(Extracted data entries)
#####

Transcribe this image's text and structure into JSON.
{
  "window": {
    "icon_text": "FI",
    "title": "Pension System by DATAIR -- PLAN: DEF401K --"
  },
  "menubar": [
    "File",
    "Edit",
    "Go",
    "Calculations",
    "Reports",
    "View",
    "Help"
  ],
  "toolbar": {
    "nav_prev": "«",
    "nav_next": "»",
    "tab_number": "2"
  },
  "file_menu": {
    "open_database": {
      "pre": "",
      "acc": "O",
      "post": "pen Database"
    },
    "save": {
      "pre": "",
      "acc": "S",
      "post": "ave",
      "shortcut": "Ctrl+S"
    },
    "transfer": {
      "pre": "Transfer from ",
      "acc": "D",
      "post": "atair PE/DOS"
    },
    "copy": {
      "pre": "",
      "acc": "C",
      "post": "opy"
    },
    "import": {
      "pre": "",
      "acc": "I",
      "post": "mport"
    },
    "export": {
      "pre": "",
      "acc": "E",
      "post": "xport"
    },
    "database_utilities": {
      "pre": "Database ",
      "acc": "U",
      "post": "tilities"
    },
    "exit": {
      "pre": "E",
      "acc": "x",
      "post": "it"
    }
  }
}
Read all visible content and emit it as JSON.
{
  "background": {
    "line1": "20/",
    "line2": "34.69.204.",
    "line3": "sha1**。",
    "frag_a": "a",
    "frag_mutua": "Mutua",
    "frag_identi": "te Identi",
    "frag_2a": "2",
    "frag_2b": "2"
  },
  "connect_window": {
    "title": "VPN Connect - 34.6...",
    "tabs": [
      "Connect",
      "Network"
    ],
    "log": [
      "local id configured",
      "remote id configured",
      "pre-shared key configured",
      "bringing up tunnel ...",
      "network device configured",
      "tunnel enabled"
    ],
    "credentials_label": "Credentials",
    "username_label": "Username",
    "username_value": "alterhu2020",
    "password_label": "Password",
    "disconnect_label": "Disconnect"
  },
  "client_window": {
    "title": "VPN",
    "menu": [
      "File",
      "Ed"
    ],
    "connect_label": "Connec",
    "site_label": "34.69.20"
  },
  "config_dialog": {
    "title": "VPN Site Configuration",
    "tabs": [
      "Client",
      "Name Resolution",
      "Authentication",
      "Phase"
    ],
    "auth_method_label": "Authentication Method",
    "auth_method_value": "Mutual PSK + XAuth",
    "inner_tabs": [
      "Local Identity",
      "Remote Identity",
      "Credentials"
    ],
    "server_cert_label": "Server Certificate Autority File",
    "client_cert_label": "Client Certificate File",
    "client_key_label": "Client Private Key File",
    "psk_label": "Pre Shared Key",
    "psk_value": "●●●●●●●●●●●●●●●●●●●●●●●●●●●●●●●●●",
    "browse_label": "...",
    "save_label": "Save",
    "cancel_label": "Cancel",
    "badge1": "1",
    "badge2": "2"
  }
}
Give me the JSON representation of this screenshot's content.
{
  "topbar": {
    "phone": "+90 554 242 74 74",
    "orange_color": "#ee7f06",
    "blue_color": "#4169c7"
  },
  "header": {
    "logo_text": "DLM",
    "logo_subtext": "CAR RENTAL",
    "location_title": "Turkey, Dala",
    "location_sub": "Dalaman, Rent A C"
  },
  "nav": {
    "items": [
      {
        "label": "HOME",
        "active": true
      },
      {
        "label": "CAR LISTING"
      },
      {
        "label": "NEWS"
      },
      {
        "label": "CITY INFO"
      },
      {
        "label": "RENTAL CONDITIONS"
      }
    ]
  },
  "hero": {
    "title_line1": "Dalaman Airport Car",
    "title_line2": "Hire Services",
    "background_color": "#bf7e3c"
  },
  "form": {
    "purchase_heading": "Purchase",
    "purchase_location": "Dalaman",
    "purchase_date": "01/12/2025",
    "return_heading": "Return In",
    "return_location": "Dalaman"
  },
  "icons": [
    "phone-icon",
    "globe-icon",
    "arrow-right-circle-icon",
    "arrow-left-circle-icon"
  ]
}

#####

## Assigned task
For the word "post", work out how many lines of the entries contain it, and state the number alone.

## Reply
8